Local news ratings have been going downhill for several years, and part of the problem has been the fragmenting of the audience. But the big part is the fact that the scanner has become a crutch for News Directors, and viewers have tuned out the parade of death and destruction. But if you put on a newscast filled with stories that actually affect the viewer, you can reverse the trend.

When you're looking for an enterprise story, always consider the money factor. You'll probably have better results pitching it and your viewers will be more interested.

And keep this in mind... if you honestly don't care about a story, why should the viewer?

Monday, March 29, 2010

Today's salaries are a blast from the past


It's obvious that the primo salaries of the 1980s have gone by the wayside.
But by how much?

Let's say a reporter/anchor was pulling down $100,000 a year during the apex of broadcast salaries.(I'm sure it depends on the market and a zillion other variables) But, if you had to make an estimate, what would that same reporter/anchor make in today's news salary market??

Well, funny you should bring this up, as I was recently talking to a reporter who was making the same salary I made as a reporter in 1986. Problem is, things cost a lot more today.

Let's look at my expenses back then on that 20k salary. (Oh, you'll love this... we had a choice of overtime or comp time! You could trade 5 1/2 hours of OT for a day off!)

Rent: $360 (and it was a really nice apartment)
Gas: About $1.25 per gallon
Plane ticket home: Always less than $200
Lunch in a restaurant: Never more than five bucks
Dinner for two in a nice restaurant: $20-30
New car: I bought a brand new Mazda RX-7 two-seater sports car for $11,000. You could easily find something more practical for 7-8K.
Student loans: None. Paid for college working summers.
Expenses that didn't exist: Cell phones, Internet access
Health insurance: $11 per month, $5 co-pay (really good insurance)
Phone bill: Less than $10
Can of soda or candy bar from the vending machine: 25 cents

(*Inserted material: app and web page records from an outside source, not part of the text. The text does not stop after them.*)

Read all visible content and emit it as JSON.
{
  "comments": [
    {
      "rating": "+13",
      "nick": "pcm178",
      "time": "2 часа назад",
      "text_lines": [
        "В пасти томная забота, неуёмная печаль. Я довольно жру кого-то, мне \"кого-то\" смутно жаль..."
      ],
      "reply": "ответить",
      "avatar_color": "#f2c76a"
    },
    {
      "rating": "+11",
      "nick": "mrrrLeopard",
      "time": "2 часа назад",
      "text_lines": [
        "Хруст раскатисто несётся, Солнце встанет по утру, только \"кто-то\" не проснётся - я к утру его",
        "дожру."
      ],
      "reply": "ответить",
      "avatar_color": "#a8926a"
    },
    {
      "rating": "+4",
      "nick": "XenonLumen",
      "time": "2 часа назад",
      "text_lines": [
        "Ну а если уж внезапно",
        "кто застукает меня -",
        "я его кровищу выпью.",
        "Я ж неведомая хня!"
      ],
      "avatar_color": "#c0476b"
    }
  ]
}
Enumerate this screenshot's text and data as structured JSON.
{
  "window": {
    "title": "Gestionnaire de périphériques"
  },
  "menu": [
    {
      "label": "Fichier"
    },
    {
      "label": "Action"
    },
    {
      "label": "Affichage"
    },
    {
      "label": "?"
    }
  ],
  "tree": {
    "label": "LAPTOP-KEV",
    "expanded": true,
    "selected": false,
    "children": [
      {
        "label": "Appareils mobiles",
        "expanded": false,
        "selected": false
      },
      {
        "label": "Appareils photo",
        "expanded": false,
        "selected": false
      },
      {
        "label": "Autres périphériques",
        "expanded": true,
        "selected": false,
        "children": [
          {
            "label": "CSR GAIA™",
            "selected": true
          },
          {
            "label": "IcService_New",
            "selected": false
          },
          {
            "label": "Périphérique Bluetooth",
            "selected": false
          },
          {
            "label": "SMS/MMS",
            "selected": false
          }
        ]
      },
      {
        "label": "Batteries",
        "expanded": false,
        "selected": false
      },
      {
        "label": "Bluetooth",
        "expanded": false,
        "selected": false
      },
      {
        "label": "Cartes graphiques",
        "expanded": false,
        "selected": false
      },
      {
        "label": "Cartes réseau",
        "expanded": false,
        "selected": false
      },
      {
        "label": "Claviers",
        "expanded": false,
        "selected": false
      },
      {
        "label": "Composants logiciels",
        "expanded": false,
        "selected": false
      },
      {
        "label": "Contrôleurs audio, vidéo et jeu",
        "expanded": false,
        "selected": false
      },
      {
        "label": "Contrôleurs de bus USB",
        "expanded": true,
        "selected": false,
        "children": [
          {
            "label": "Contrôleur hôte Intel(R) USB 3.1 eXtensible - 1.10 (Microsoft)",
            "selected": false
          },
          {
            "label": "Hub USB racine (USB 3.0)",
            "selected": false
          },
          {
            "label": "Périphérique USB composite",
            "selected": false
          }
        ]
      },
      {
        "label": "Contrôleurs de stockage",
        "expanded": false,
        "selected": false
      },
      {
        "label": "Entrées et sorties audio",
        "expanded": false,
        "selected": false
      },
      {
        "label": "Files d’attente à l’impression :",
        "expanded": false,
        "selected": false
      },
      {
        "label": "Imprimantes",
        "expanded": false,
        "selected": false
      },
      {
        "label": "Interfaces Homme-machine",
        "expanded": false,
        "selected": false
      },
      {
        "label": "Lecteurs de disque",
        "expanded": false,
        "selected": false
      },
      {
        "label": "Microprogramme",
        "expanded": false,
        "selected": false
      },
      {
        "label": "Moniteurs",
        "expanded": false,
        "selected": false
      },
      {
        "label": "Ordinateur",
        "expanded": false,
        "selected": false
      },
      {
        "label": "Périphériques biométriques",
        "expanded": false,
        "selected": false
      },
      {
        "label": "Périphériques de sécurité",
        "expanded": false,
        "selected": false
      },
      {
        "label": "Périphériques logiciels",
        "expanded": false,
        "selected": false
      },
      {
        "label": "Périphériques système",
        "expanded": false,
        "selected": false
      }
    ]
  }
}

Now, flash forward to 2010 and you see the problems young people have making ends meet.

As for those big salaries, yes, we had six-figure anchors working in small and medium markets. And yes, those days are long gone. I would guess that those same anchor positions today would pay about half of what they did back then.

The reasons? Cable and satellite TV fragmented the pie, the Internet killed the golden goose, too much supply and not enough demand in the personnel department, loss of network compensation (stations received whopping checks from the networks to run prime time programming.) There are plenty of little things, but those are the major ones.

That supply and demand thing is the big reason stations don't have to pay big salaries anymore. If you won't take that 20k job, there are dozens of eager kids right out of college who will be happy to accept it.

Will it change? Who knows? Some new invention we haven't even considered might create a huge revenue stream for stations. Then again, in twenty years your avatar may be appearing in viewers' living rooms to deliver the news.